Return only those lines of the material that contain "this".

- Opening Delimiter -

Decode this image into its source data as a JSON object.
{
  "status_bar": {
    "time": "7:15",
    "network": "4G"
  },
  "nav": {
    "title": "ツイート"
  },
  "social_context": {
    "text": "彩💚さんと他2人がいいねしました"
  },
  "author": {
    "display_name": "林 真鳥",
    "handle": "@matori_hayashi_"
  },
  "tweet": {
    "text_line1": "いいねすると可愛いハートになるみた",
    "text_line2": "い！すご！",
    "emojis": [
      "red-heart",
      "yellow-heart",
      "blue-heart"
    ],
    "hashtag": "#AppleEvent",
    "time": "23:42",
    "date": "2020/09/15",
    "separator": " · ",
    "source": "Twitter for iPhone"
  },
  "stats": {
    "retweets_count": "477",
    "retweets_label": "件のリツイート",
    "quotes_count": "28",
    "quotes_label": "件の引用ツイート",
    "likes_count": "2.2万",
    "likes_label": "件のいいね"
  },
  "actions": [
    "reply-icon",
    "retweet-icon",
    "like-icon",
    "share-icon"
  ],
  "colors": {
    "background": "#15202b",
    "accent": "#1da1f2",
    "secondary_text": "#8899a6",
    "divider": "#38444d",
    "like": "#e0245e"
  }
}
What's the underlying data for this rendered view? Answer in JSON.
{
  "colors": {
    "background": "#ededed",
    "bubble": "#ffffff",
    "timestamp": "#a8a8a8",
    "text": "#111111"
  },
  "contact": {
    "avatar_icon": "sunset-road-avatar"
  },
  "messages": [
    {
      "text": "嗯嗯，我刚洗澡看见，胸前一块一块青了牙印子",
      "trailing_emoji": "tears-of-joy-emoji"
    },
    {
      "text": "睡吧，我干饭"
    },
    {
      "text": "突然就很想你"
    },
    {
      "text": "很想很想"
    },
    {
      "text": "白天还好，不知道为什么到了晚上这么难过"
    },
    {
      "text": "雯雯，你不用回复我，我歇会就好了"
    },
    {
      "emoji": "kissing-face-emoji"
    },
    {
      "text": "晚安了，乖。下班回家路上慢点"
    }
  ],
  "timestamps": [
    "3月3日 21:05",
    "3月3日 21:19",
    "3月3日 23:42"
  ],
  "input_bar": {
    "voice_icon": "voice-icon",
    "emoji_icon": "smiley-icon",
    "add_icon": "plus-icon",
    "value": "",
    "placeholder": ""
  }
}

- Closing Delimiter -

## The answer:
Decode this image into its source data as a JSON object.
What's the underlying data for this rendered view? Answer in JSON.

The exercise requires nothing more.